RECORD SET START

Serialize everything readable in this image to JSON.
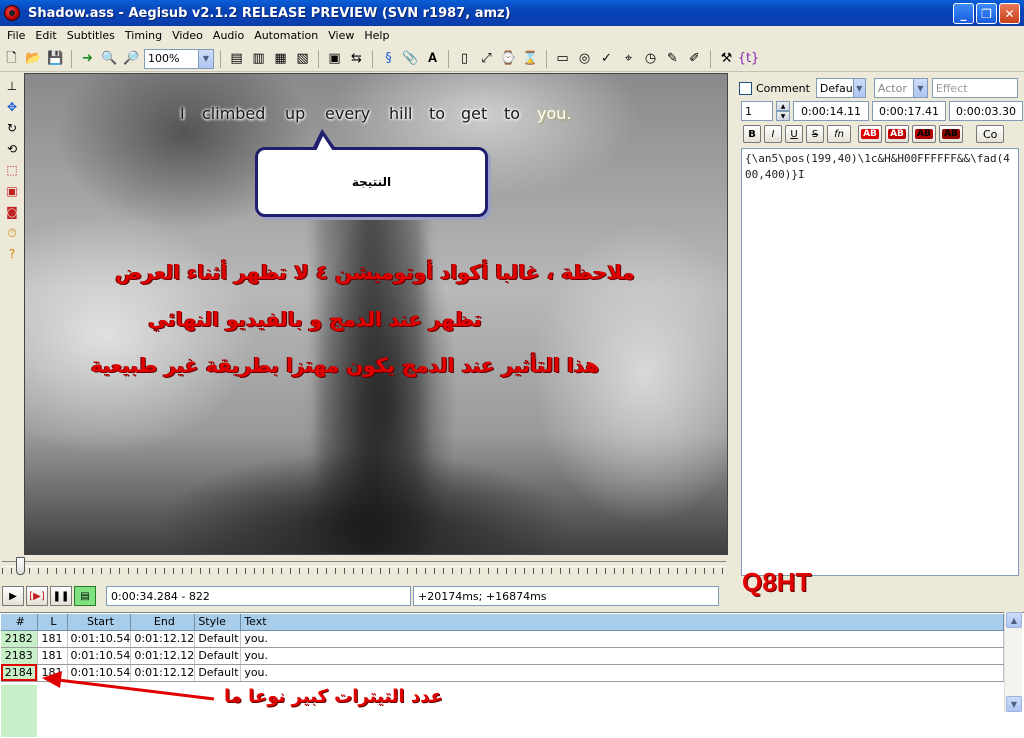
{
  "window": {
    "title": "Shadow.ass - Aegisub v2.1.2 RELEASE PREVIEW (SVN r1987, amz)"
  },
  "menu": [
    "File",
    "Edit",
    "Subtitles",
    "Timing",
    "Video",
    "Audio",
    "Automation",
    "View",
    "Help"
  ],
  "toolbar": {
    "zoom": "100%"
  },
  "video": {
    "karaoke_words": [
      "I",
      "climbed",
      "up",
      "every",
      "hill",
      "to",
      "get",
      "to",
      "you."
    ],
    "highlighted_word": "you.",
    "callout_text": "النتيجة",
    "note_lines": [
      "ملاحظة ، غالبا أكواد أوتوميشن ٤ لا تظهر أثناء العرض",
      "تظهر عند الدمج و بالفيديو النهائي",
      "هذا التأثير عند الدمج يكون مهتزا بطريقة غير طبيعية"
    ]
  },
  "playback": {
    "time_frame": "0:00:34.284 - 822",
    "offsets": "+20174ms; +16874ms"
  },
  "edit_panel": {
    "comment_label": "Comment",
    "style": "Defau",
    "actor_placeholder": "Actor",
    "effect_placeholder": "Effect",
    "layer": "1",
    "start_time": "0:00:14.11",
    "end_time": "0:00:17.41",
    "duration": "0:00:03.30",
    "format_buttons": [
      "B",
      "I",
      "U",
      "S",
      "fn"
    ],
    "commit_label": "Co",
    "text": "{\\an5\\pos(199,40)\\1c&H&H00FFFFFF&&\\fad(400,400)}I"
  },
  "watermark": "Q8HT",
  "grid": {
    "headers": [
      "#",
      "L",
      "Start",
      "End",
      "Style",
      "Text"
    ],
    "rows": [
      [
        "2182",
        "181",
        "0:01:10.54",
        "0:01:12.12",
        "Default",
        "you."
      ],
      [
        "2183",
        "181",
        "0:01:10.54",
        "0:01:12.12",
        "Default",
        "you."
      ],
      [
        "2184",
        "181",
        "0:01:10.54",
        "0:01:12.12",
        "Default",
        "you."
      ]
    ]
  },
  "annotation": "عدد التيترات كبير نوعا ما",
  "colors": {
    "accent_red": "#e00000",
    "grid_header": "#a8cdea",
    "row_number_bg": "#c8f0c8"
  }
}
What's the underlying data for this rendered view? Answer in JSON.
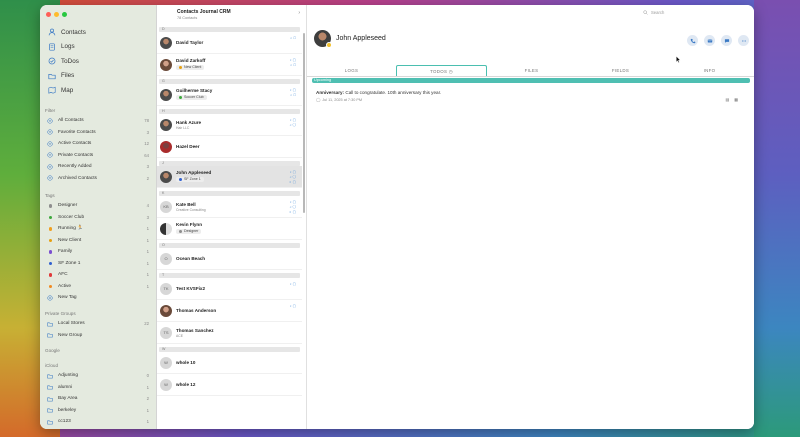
{
  "sidebar": {
    "nav": [
      {
        "label": "Contacts",
        "icon": "person-icon"
      },
      {
        "label": "Logs",
        "icon": "document-icon"
      },
      {
        "label": "ToDos",
        "icon": "checkmark-circle-icon"
      },
      {
        "label": "Files",
        "icon": "folder-icon"
      },
      {
        "label": "Map",
        "icon": "map-icon"
      }
    ],
    "filter_header": "Filter",
    "filters": [
      {
        "label": "All Contacts",
        "count": "78"
      },
      {
        "label": "Favorite Contacts",
        "count": "3"
      },
      {
        "label": "Active Contacts",
        "count": "12"
      },
      {
        "label": "Private Contacts",
        "count": "64"
      },
      {
        "label": "Recently Added",
        "count": "3"
      },
      {
        "label": "Archived Contacts",
        "count": "2"
      }
    ],
    "tags_header": "Tags",
    "tags": [
      {
        "label": "Designer",
        "count": "4",
        "color": "#8e8e8e"
      },
      {
        "label": "Soccer Club",
        "count": "3",
        "color": "#3ca83c"
      },
      {
        "label": "Running 🏃",
        "count": "1",
        "color": "#f0a020"
      },
      {
        "label": "New Client",
        "count": "1",
        "color": "#e6a010"
      },
      {
        "label": "Family",
        "count": "1",
        "color": "#7b4fd0"
      },
      {
        "label": "SF Zone 1",
        "count": "1",
        "color": "#3060d0"
      },
      {
        "label": "AFC",
        "count": "1",
        "color": "#e03a3a"
      },
      {
        "label": "Active",
        "count": "1",
        "color": "#f08a20"
      },
      {
        "label": "New Tag",
        "count": "",
        "color": ""
      }
    ],
    "private_groups_header": "Private Groups",
    "private_groups": [
      {
        "label": "Local Stores",
        "count": "22"
      },
      {
        "label": "New Group",
        "count": ""
      }
    ],
    "google_header": "Google",
    "icloud_header": "iCloud",
    "icloud_groups": [
      {
        "label": "Adjunting",
        "count": "0"
      },
      {
        "label": "alumni",
        "count": "1"
      },
      {
        "label": "Bay Area",
        "count": "2"
      },
      {
        "label": "berkeley",
        "count": "1"
      },
      {
        "label": "cc123",
        "count": "1"
      }
    ]
  },
  "list": {
    "title": "Contacts Journal CRM",
    "subtitle": "78 Contacts",
    "rows": [
      {
        "kind": "letter",
        "label": "D"
      },
      {
        "kind": "contact",
        "name": "David Taylor",
        "sub": "",
        "tag": "",
        "tag_color": "",
        "avatar": "av-photo",
        "initials": "",
        "icons": "⌕ ▢",
        "selected": false
      },
      {
        "kind": "contact",
        "name": "David Zarkoff",
        "sub": "",
        "tag": "New Client",
        "tag_color": "#e6a010",
        "avatar": "av-photo2",
        "initials": "",
        "icons": "♪ ▢|⌕ ▢",
        "selected": false
      },
      {
        "kind": "letter",
        "label": "G"
      },
      {
        "kind": "contact",
        "name": "Guilherme Stacy",
        "sub": "",
        "tag": "Soccer Club",
        "tag_color": "#3ca83c",
        "avatar": "av-photo",
        "initials": "",
        "icons": "♪ ▢|⌕ ▢",
        "selected": false
      },
      {
        "kind": "letter",
        "label": "H"
      },
      {
        "kind": "contact",
        "name": "Hank Azure",
        "sub": "Hair LLC",
        "tag": "",
        "tag_color": "",
        "avatar": "av-photo",
        "initials": "",
        "icons": "♪ ▢|⌕ ◯",
        "selected": false
      },
      {
        "kind": "contact",
        "name": "Hazel Deer",
        "sub": "",
        "tag": "",
        "tag_color": "",
        "avatar": "av-photo3",
        "initials": "",
        "icons": "",
        "selected": false
      },
      {
        "kind": "letter",
        "label": "J"
      },
      {
        "kind": "contact",
        "name": "John Appleseed",
        "sub": "",
        "tag": "SF Zone 1",
        "tag_color": "#3060d0",
        "avatar": "av-photo",
        "initials": "",
        "icons": "♪ ▢|⌕ ◯|◐ ▢",
        "selected": true
      },
      {
        "kind": "letter",
        "label": "K"
      },
      {
        "kind": "contact",
        "name": "Kate Bell",
        "sub": "Creative Consulting",
        "tag": "",
        "tag_color": "",
        "avatar": "av-init",
        "initials": "KB",
        "icons": "♪ ▢|⌕ ◯|◐ ▢",
        "selected": false
      },
      {
        "kind": "contact",
        "name": "Kevin Flynn",
        "sub": "",
        "tag": "Designer",
        "tag_color": "#8e8e8e",
        "avatar": "av-photo4",
        "initials": "",
        "icons": "",
        "selected": false
      },
      {
        "kind": "letter",
        "label": "O"
      },
      {
        "kind": "contact",
        "name": "Ocean Beach",
        "sub": "",
        "tag": "",
        "tag_color": "",
        "avatar": "av-init",
        "initials": "O",
        "icons": "",
        "selected": false
      },
      {
        "kind": "letter",
        "label": "T"
      },
      {
        "kind": "contact",
        "name": "Test KVSFix2",
        "sub": "",
        "tag": "",
        "tag_color": "",
        "avatar": "av-init",
        "initials": "TK",
        "icons": "♪ ▢",
        "selected": false
      },
      {
        "kind": "contact",
        "name": "Thomas Anderson",
        "sub": "",
        "tag": "",
        "tag_color": "",
        "avatar": "av-photo2",
        "initials": "",
        "icons": "♪ ▢",
        "selected": false
      },
      {
        "kind": "contact",
        "name": "Thomas Sanchez",
        "sub": "ACE",
        "tag": "",
        "tag_color": "",
        "avatar": "av-init",
        "initials": "TS",
        "icons": "",
        "selected": false
      },
      {
        "kind": "letter",
        "label": "W"
      },
      {
        "kind": "contact",
        "name": "whole 10",
        "sub": "",
        "tag": "",
        "tag_color": "",
        "avatar": "av-init",
        "initials": "W",
        "icons": "",
        "selected": false
      },
      {
        "kind": "contact",
        "name": "whole 12",
        "sub": "",
        "tag": "",
        "tag_color": "",
        "avatar": "av-init",
        "initials": "W",
        "icons": "",
        "selected": false
      }
    ]
  },
  "detail": {
    "search_placeholder": "Search",
    "name": "John Appleseed",
    "tabs": [
      "LOGS",
      "TODOS",
      "FILES",
      "FIELDS",
      "INFO"
    ],
    "active_tab": "TODOS",
    "todos_count_badge": "◷",
    "upcoming_label": "Upcoming",
    "todo": {
      "title_bold": "Anniversary:",
      "title_rest": " Call to congratulate. 10th anniversary this year.",
      "date": "Jul 11, 2025 at 7:30 PM"
    }
  },
  "colors": {
    "accent_teal": "#4fbfb2",
    "action_blue": "#3a79c4",
    "sidebar_bg": "#e4eadf"
  }
}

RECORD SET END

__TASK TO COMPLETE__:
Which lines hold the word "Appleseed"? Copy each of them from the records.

__ANSWER TO THIS PROBLEM__:
        "name": "John Appleseed",
    "name": "John Appleseed",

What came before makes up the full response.